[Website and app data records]
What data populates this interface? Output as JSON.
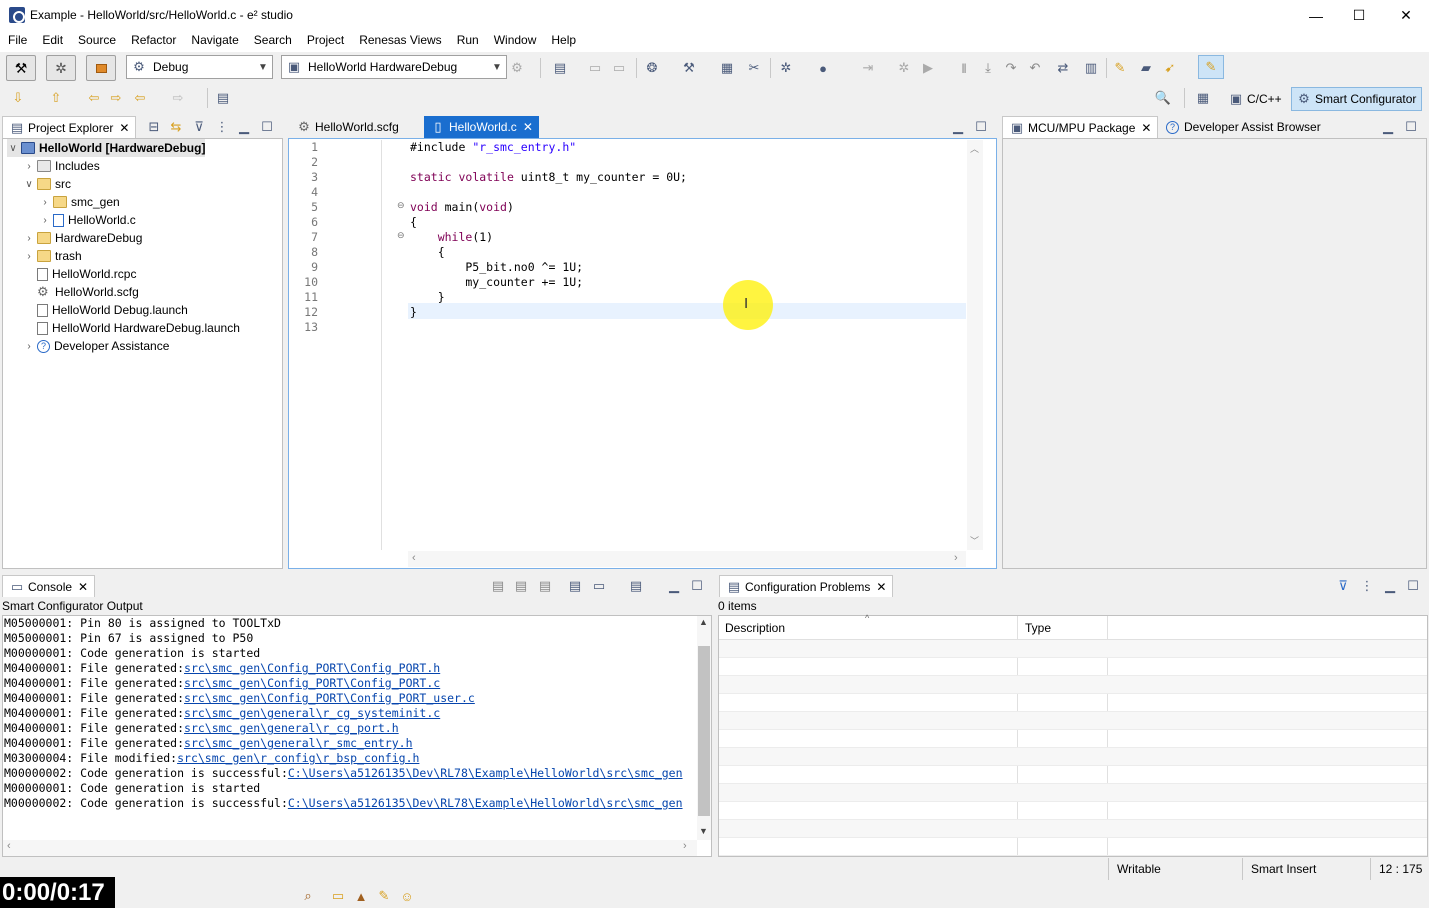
{
  "window": {
    "title": "Example - HelloWorld/src/HelloWorld.c - e² studio",
    "minimize": "—",
    "maximize": "☐",
    "close": "✕"
  },
  "menu": [
    "File",
    "Edit",
    "Source",
    "Refactor",
    "Navigate",
    "Search",
    "Project",
    "Renesas Views",
    "Run",
    "Window",
    "Help"
  ],
  "toolbar": {
    "build_config": "Debug",
    "launch_config": "HelloWorld HardwareDebug",
    "perspective_cpp": "C/C++",
    "perspective_smart": "Smart Configurator"
  },
  "project_explorer": {
    "tab": "Project Explorer",
    "items": [
      {
        "label": "HelloWorld [HardwareDebug]"
      },
      {
        "label": "Includes"
      },
      {
        "label": "src"
      },
      {
        "label": "smc_gen"
      },
      {
        "label": "HelloWorld.c"
      },
      {
        "label": "HardwareDebug"
      },
      {
        "label": "trash"
      },
      {
        "label": "HelloWorld.rcpc"
      },
      {
        "label": "HelloWorld.scfg"
      },
      {
        "label": "HelloWorld Debug.launch"
      },
      {
        "label": "HelloWorld HardwareDebug.launch"
      },
      {
        "label": "Developer Assistance"
      }
    ]
  },
  "editor": {
    "tabs": [
      "HelloWorld.scfg",
      "HelloWorld.c"
    ],
    "line_numbers": [
      "1",
      "2",
      "3",
      "4",
      "5",
      "6",
      "7",
      "8",
      "9",
      "10",
      "11",
      "12",
      "13"
    ],
    "lines": [
      "#include \"r_smc_entry.h\"",
      "",
      "static volatile uint8_t my_counter = 0U;",
      "",
      "void main(void)",
      "{",
      "    while(1)",
      "    {",
      "        P5_bit.no0 ^= 1U;",
      "        my_counter += 1U;",
      "    }",
      "}",
      ""
    ]
  },
  "right_panel": {
    "tabs": [
      "MCU/MPU Package",
      "Developer Assist Browser"
    ]
  },
  "console": {
    "tab": "Console",
    "header": "Smart Configurator Output",
    "lines": [
      {
        "text": "M05000001: Pin 80 is assigned to TOOLTxD",
        "link": ""
      },
      {
        "text": "M05000001: Pin 67 is assigned to P50",
        "link": ""
      },
      {
        "text": "M00000001: Code generation is started",
        "link": ""
      },
      {
        "text": "M04000001: File generated:",
        "link": "src\\smc_gen\\Config_PORT\\Config_PORT.h"
      },
      {
        "text": "M04000001: File generated:",
        "link": "src\\smc_gen\\Config_PORT\\Config_PORT.c"
      },
      {
        "text": "M04000001: File generated:",
        "link": "src\\smc_gen\\Config_PORT\\Config_PORT_user.c"
      },
      {
        "text": "M04000001: File generated:",
        "link": "src\\smc_gen\\general\\r_cg_systeminit.c"
      },
      {
        "text": "M04000001: File generated:",
        "link": "src\\smc_gen\\general\\r_cg_port.h"
      },
      {
        "text": "M04000001: File generated:",
        "link": "src\\smc_gen\\general\\r_smc_entry.h"
      },
      {
        "text": "M03000004: File modified:",
        "link": "src\\smc_gen\\r_config\\r_bsp_config.h"
      },
      {
        "text": "M00000002: Code generation is successful:",
        "link": "C:\\Users\\a5126135\\Dev\\RL78\\Example\\HelloWorld\\src\\smc_gen"
      },
      {
        "text": "M00000001: Code generation is started",
        "link": ""
      },
      {
        "text": "M00000002: Code generation is successful:",
        "link": "C:\\Users\\a5126135\\Dev\\RL78\\Example\\HelloWorld\\src\\smc_gen"
      }
    ]
  },
  "config_problems": {
    "tab": "Configuration Problems",
    "count": "0 items",
    "col_description": "Description",
    "col_type": "Type"
  },
  "status": {
    "writable": "Writable",
    "insert_mode": "Smart Insert",
    "position": "12 : 175"
  },
  "video_timer": "0:00/0:17"
}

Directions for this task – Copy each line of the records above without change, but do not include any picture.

Exercise answer –
What data populates this interface? Output as JSON.
{
  "window": {
    "title": "Example - HelloWorld/src/HelloWorld.c - e² studio",
    "minimize": "—",
    "maximize": "☐",
    "close": "✕"
  },
  "menu": [
    "File",
    "Edit",
    "Source",
    "Refactor",
    "Navigate",
    "Search",
    "Project",
    "Renesas Views",
    "Run",
    "Window",
    "Help"
  ],
  "toolbar": {
    "build_config": "Debug",
    "launch_config": "HelloWorld HardwareDebug",
    "perspective_cpp": "C/C++",
    "perspective_smart": "Smart Configurator"
  },
  "project_explorer": {
    "tab": "Project Explorer",
    "items": [
      {
        "label": "HelloWorld [HardwareDebug]"
      },
      {
        "label": "Includes"
      },
      {
        "label": "src"
      },
      {
        "label": "smc_gen"
      },
      {
        "label": "HelloWorld.c"
      },
      {
        "label": "HardwareDebug"
      },
      {
        "label": "trash"
      },
      {
        "label": "HelloWorld.rcpc"
      },
      {
        "label": "HelloWorld.scfg"
      },
      {
        "label": "HelloWorld Debug.launch"
      },
      {
        "label": "HelloWorld HardwareDebug.launch"
      },
      {
        "label": "Developer Assistance"
      }
    ]
  },
  "editor": {
    "tabs": [
      "HelloWorld.scfg",
      "HelloWorld.c"
    ],
    "line_numbers": [
      "1",
      "2",
      "3",
      "4",
      "5",
      "6",
      "7",
      "8",
      "9",
      "10",
      "11",
      "12",
      "13"
    ],
    "lines": [
      "#include \"r_smc_entry.h\"",
      "",
      "static volatile uint8_t my_counter = 0U;",
      "",
      "void main(void)",
      "{",
      "    while(1)",
      "    {",
      "        P5_bit.no0 ^= 1U;",
      "        my_counter += 1U;",
      "    }",
      "}",
      ""
    ]
  },
  "right_panel": {
    "tabs": [
      "MCU/MPU Package",
      "Developer Assist Browser"
    ]
  },
  "console": {
    "tab": "Console",
    "header": "Smart Configurator Output",
    "lines": [
      {
        "text": "M05000001: Pin 80 is assigned to TOOLTxD",
        "link": ""
      },
      {
        "text": "M05000001: Pin 67 is assigned to P50",
        "link": ""
      },
      {
        "text": "M00000001: Code generation is started",
        "link": ""
      },
      {
        "text": "M04000001: File generated:",
        "link": "src\\smc_gen\\Config_PORT\\Config_PORT.h"
      },
      {
        "text": "M04000001: File generated:",
        "link": "src\\smc_gen\\Config_PORT\\Config_PORT.c"
      },
      {
        "text": "M04000001: File generated:",
        "link": "src\\smc_gen\\Config_PORT\\Config_PORT_user.c"
      },
      {
        "text": "M04000001: File generated:",
        "link": "src\\smc_gen\\general\\r_cg_systeminit.c"
      },
      {
        "text": "M04000001: File generated:",
        "link": "src\\smc_gen\\general\\r_cg_port.h"
      },
      {
        "text": "M04000001: File generated:",
        "link": "src\\smc_gen\\general\\r_smc_entry.h"
      },
      {
        "text": "M03000004: File modified:",
        "link": "src\\smc_gen\\r_config\\r_bsp_config.h"
      },
      {
        "text": "M00000002: Code generation is successful:",
        "link": "C:\\Users\\a5126135\\Dev\\RL78\\Example\\HelloWorld\\src\\smc_gen"
      },
      {
        "text": "M00000001: Code generation is started",
        "link": ""
      },
      {
        "text": "M00000002: Code generation is successful:",
        "link": "C:\\Users\\a5126135\\Dev\\RL78\\Example\\HelloWorld\\src\\smc_gen"
      }
    ]
  },
  "config_problems": {
    "tab": "Configuration Problems",
    "count": "0 items",
    "col_description": "Description",
    "col_type": "Type"
  },
  "status": {
    "writable": "Writable",
    "insert_mode": "Smart Insert",
    "position": "12 : 175"
  },
  "video_timer": "0:00/0:17"
}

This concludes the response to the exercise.